> [Exercise details]: Look through the entries below, please, and copy every line with the word "JSON".

*** Opening of Exercise data ***

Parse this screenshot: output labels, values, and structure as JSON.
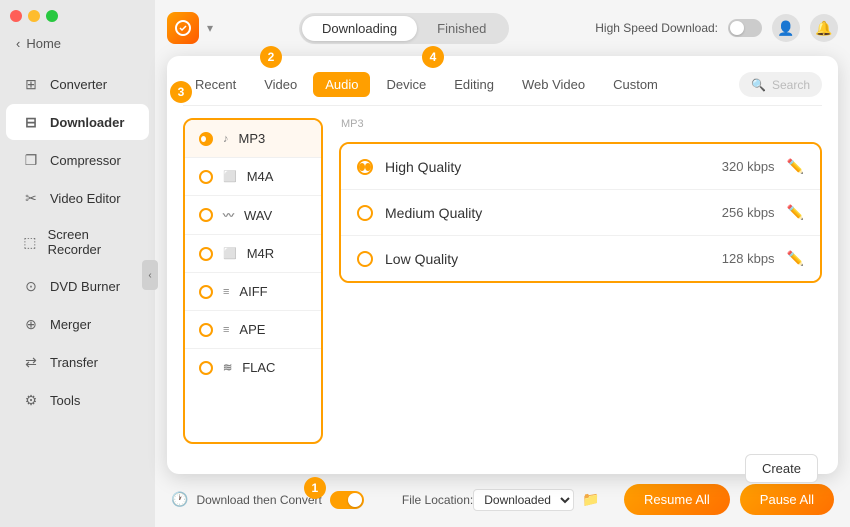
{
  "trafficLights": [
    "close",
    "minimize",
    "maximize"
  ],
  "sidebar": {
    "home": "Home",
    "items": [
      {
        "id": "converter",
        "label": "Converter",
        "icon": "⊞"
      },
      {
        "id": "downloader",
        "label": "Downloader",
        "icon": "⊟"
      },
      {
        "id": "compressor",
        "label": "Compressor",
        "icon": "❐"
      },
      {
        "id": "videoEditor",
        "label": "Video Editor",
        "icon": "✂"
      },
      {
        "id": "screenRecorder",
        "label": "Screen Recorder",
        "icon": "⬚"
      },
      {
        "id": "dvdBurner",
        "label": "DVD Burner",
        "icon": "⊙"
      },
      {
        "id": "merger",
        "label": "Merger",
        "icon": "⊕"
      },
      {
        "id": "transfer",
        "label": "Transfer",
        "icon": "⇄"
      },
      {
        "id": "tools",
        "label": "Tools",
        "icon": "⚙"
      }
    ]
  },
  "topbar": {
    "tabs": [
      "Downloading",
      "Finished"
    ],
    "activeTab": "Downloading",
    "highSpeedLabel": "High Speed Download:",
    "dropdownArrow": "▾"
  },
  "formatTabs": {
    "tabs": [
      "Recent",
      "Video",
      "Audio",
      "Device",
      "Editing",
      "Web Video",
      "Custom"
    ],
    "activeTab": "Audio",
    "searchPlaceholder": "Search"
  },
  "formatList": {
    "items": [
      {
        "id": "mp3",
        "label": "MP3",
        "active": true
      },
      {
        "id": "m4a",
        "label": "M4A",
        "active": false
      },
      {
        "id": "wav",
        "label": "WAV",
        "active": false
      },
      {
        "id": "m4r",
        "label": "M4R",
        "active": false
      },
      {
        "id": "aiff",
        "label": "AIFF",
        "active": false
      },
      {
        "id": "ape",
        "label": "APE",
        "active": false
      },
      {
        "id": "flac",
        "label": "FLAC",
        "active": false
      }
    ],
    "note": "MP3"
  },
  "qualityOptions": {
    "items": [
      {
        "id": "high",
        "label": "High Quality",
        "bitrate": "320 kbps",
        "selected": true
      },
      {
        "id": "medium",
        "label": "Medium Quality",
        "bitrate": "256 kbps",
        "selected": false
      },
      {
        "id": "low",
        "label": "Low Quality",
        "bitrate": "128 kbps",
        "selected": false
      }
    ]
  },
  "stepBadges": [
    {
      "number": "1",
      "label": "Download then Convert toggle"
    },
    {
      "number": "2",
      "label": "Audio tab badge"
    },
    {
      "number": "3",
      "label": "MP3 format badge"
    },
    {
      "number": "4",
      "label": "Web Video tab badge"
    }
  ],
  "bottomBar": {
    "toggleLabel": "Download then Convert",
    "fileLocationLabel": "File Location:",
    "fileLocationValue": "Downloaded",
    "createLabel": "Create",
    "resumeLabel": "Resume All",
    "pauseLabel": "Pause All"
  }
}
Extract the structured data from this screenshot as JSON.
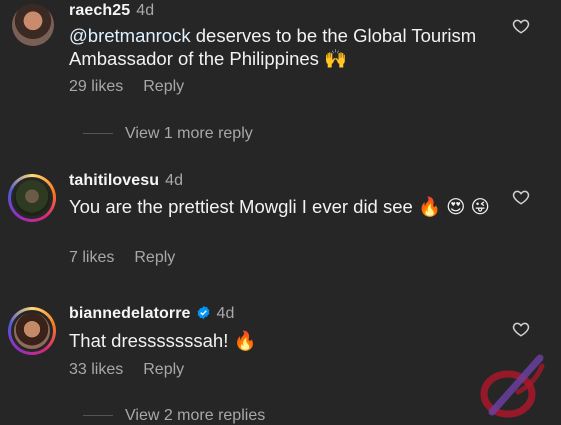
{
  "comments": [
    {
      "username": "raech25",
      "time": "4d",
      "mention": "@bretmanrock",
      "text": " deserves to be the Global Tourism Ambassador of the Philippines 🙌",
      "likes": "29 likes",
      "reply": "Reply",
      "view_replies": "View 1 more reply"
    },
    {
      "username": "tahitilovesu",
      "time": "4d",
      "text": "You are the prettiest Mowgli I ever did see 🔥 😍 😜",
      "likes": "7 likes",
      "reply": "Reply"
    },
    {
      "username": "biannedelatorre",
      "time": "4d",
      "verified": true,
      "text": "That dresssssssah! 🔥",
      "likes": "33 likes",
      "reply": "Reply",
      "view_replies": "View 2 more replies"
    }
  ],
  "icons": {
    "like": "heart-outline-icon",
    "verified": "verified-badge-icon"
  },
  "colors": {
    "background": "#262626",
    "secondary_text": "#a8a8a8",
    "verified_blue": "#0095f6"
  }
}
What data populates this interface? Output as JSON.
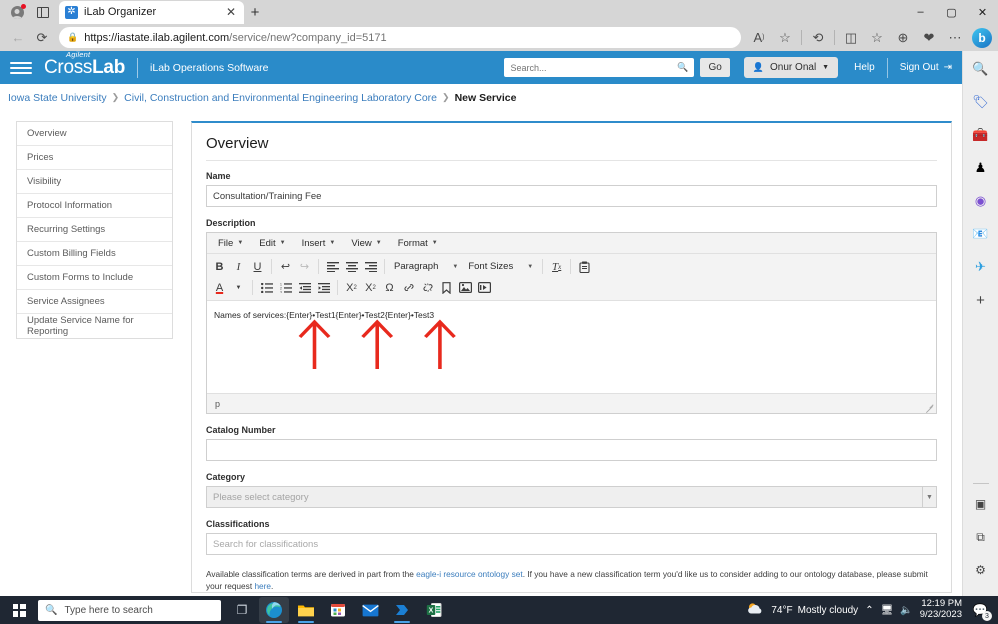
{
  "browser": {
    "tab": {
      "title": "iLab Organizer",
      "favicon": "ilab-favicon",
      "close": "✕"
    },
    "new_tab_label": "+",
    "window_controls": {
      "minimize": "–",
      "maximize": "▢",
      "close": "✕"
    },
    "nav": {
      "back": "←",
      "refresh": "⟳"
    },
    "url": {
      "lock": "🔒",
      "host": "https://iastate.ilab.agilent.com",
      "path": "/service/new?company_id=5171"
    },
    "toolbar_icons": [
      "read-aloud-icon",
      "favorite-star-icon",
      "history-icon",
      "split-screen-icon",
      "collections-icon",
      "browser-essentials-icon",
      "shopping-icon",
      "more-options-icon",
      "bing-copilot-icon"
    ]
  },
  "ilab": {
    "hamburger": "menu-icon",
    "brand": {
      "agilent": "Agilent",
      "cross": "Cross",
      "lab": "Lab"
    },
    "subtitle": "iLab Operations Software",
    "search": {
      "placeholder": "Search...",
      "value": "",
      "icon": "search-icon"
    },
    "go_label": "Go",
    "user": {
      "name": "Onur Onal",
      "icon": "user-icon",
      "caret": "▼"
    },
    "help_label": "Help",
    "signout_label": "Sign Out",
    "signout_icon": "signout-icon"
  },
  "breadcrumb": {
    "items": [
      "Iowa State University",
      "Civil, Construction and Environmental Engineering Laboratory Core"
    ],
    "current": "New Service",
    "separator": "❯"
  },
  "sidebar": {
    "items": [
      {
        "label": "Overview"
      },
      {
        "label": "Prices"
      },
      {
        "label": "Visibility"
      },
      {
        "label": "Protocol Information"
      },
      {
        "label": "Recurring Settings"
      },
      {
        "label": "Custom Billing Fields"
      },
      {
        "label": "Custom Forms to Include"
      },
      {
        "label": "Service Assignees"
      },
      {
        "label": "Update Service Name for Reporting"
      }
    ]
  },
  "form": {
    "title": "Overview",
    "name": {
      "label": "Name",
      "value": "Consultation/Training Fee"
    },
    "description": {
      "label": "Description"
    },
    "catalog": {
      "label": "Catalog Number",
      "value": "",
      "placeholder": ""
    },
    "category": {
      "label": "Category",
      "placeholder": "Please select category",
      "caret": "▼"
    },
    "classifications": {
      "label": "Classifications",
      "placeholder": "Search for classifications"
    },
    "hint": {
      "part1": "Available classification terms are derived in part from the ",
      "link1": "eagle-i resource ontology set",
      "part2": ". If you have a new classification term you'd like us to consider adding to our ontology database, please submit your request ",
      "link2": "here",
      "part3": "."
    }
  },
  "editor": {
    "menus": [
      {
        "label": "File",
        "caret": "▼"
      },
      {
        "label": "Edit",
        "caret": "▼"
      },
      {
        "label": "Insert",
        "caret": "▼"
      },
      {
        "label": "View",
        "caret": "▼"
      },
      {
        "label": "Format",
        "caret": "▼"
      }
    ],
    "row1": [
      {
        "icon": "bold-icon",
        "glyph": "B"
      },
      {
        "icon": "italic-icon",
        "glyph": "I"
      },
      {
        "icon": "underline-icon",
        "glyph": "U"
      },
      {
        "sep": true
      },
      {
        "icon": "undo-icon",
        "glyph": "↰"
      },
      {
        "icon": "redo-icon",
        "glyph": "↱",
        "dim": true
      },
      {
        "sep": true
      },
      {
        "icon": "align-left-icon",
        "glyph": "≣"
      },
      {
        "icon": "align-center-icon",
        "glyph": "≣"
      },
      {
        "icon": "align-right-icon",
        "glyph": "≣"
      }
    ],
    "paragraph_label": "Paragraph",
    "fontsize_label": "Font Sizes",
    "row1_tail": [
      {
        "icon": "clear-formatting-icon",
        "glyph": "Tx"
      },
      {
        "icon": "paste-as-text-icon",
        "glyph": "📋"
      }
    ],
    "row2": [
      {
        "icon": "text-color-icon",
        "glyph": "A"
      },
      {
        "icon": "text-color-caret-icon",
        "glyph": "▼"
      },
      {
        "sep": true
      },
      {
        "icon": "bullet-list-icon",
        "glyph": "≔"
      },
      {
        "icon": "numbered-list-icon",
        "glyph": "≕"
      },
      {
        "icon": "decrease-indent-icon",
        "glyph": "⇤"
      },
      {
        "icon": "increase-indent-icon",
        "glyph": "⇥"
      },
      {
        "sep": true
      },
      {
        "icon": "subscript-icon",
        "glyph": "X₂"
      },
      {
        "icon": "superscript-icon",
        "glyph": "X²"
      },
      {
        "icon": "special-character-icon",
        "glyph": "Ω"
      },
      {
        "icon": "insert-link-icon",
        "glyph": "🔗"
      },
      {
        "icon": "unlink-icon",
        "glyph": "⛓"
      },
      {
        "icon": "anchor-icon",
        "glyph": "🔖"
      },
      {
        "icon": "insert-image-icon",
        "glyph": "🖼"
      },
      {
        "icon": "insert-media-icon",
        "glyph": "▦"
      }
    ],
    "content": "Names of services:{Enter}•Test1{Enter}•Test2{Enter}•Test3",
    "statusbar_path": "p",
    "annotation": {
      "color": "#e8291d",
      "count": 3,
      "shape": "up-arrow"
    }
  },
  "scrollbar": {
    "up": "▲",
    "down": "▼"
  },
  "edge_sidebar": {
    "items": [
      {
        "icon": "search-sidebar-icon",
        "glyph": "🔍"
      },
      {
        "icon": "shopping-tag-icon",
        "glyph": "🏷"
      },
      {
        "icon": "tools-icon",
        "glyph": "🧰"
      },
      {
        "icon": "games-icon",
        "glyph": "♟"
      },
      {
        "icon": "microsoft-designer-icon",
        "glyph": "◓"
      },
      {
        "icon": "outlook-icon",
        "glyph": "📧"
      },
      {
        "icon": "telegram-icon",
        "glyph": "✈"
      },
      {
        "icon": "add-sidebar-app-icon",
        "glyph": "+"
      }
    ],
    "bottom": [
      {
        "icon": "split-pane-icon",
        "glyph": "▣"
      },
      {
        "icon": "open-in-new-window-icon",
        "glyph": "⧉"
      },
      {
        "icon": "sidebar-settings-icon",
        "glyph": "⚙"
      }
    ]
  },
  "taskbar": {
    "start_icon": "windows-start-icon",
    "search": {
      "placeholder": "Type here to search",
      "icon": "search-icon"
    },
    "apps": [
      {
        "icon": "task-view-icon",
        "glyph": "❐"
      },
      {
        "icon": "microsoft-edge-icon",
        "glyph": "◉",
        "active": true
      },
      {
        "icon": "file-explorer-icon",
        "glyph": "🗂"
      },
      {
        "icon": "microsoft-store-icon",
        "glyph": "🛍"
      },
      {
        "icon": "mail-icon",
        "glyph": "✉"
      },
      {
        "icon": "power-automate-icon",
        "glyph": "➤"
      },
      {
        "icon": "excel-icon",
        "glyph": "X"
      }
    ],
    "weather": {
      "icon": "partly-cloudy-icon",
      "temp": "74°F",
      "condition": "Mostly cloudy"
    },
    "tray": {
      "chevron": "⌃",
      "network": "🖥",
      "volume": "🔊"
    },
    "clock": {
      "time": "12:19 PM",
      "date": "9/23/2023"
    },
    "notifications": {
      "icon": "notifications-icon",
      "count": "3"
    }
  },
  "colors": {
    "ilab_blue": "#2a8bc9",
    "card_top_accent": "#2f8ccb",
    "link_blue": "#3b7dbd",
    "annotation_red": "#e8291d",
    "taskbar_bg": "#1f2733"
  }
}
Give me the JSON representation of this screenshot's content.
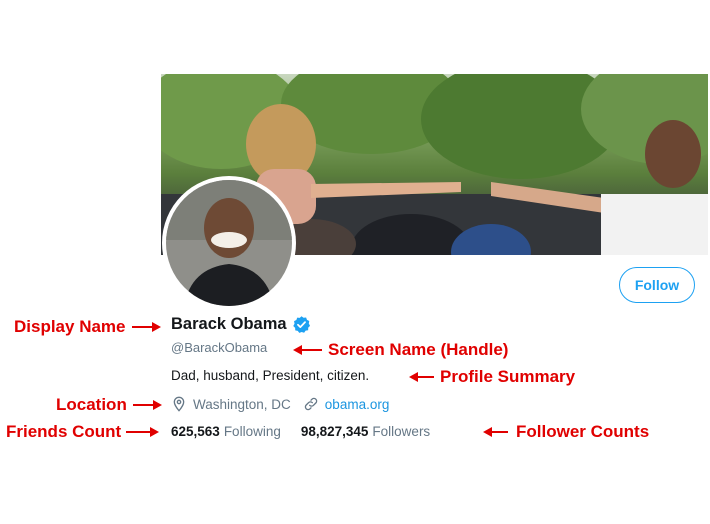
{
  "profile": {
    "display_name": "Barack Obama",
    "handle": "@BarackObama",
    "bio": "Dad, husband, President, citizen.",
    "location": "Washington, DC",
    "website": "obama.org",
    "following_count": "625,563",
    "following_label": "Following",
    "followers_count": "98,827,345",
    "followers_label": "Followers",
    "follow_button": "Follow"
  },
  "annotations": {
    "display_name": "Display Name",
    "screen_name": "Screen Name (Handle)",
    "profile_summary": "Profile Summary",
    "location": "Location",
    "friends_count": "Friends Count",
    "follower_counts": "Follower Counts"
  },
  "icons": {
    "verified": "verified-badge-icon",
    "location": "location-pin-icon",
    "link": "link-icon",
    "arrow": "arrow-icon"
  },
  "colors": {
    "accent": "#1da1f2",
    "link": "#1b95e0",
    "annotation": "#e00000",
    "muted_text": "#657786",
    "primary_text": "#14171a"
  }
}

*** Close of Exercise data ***

> [Exercise result]:
Parse this screenshot: output labels, values, and structure as JSON.
Extract the structured data from this screenshot as JSON.
What data populates this interface? Output as JSON.
Give me the JSON representation of this screenshot's content.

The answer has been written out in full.